They sifted through briefs and heard oral arguments from dark-suited attorneys on cases involving a potentially illegal search, weapons possession, drunk driving and wrongful death.

Senior Lisa Carr, whose grandfather was a lawyer, found the experience to be eye-opening.

'Is there any special way or criteria you use to decide who gets to write the opinion on each case?' she asked the panel during a question-and-answer session.

Landau responded that the procedure is fairly democratic.

'We usually have a conversation among ourselves and decide who wants to write it,' said the presiding judge. 'It's basically a matter of who feels the strongest about a particular case.'

Bryant Kryck, another senior, said he was thinking of going into law as a career.

'If I'm headed in that direction after graduation,' he wanted to know, 'what advice would you give me?'

The judges looked at one another and smiled. Be of good moral character, they said. Get good grades and stay out of trouble.

Besides that, Ortega added, 'feel free to study in your area of interest.'

After graduating near the top of the Banks High Class of 1980, Ortega enrolled at George Fox University in Newberg as a writing and literature major.

She earned her law degree, with honors, at the University of Michigan Law School in 1989. Ortega now lives in Portland.

Kryck seemed pleased to hear that he had choices.

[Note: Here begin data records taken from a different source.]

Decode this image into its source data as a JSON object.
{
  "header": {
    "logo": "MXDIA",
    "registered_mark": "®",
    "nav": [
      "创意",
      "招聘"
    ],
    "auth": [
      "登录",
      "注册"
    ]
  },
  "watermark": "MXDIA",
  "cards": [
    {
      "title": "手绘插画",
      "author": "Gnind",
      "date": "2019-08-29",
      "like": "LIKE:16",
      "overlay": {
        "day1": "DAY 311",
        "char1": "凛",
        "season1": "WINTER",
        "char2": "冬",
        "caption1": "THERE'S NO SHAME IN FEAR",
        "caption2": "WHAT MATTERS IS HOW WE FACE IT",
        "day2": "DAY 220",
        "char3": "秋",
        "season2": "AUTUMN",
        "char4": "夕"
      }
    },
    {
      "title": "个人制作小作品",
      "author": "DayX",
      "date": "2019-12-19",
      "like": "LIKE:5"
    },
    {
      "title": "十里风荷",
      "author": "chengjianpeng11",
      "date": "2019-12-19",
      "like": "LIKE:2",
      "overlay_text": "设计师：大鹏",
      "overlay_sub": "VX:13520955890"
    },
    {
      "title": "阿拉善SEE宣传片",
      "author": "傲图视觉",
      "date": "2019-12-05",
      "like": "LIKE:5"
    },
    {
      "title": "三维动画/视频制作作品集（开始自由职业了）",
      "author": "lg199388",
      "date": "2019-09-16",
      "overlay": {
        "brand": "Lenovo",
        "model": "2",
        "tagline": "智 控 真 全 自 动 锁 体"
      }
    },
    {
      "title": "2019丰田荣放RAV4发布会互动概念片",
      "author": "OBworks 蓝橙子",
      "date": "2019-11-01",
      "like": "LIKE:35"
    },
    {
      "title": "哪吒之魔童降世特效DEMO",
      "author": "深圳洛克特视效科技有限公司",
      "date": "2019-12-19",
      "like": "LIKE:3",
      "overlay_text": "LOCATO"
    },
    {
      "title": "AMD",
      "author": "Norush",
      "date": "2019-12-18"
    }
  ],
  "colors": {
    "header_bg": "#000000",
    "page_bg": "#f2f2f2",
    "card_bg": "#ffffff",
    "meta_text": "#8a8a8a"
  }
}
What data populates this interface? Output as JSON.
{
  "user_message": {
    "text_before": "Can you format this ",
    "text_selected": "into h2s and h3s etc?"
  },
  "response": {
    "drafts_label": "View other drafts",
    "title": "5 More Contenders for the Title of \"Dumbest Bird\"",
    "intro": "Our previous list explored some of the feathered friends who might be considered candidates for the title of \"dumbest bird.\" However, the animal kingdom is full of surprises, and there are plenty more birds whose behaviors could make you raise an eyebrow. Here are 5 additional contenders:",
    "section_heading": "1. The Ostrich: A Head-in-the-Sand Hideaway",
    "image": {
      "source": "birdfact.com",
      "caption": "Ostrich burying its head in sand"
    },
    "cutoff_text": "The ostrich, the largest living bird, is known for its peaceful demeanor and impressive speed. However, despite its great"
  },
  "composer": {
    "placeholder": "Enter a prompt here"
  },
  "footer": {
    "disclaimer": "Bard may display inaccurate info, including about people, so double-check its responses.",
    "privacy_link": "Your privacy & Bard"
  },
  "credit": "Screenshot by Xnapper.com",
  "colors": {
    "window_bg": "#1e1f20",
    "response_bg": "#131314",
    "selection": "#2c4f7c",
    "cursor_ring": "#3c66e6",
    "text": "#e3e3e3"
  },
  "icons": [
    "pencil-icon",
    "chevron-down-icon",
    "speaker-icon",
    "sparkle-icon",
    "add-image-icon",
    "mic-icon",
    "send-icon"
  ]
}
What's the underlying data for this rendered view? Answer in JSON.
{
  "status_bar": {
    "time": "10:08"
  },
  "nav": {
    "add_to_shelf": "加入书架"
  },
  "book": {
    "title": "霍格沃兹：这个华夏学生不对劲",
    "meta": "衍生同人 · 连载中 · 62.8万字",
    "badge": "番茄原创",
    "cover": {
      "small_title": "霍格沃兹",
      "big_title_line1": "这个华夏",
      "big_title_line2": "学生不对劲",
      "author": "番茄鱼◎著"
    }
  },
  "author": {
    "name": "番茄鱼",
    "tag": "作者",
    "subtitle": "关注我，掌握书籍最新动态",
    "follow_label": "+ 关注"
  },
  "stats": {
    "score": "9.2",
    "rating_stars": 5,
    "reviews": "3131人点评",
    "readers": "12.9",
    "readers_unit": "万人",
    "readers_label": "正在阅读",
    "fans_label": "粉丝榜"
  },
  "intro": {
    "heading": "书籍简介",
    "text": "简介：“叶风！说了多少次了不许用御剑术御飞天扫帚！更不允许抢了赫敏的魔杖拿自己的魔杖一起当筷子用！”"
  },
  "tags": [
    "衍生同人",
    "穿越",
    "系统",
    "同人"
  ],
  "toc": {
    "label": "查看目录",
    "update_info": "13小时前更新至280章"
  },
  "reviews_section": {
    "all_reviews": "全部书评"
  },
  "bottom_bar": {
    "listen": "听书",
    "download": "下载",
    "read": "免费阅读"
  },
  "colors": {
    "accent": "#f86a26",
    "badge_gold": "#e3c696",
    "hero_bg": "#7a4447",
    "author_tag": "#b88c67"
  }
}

'Being a judge is one of the jobs I'd like to wake up to in the morning,' he said. 'But I'm also interested in law enforcement.'

Doug Ainge, a social studies teacher at Banks High, was happy his students were exposed to the inner workings of the appellate court.

'It's great for them to see this first-hand,' he said.

Howell, who lives in Salem, sets up the judges' visits to high schools around the state. Last fall, several appeals court judges traveled to Nyssa on the Oregon-Idaho border.

'This is a nice big group,' she said of the Banks event. 'They're having a good time.'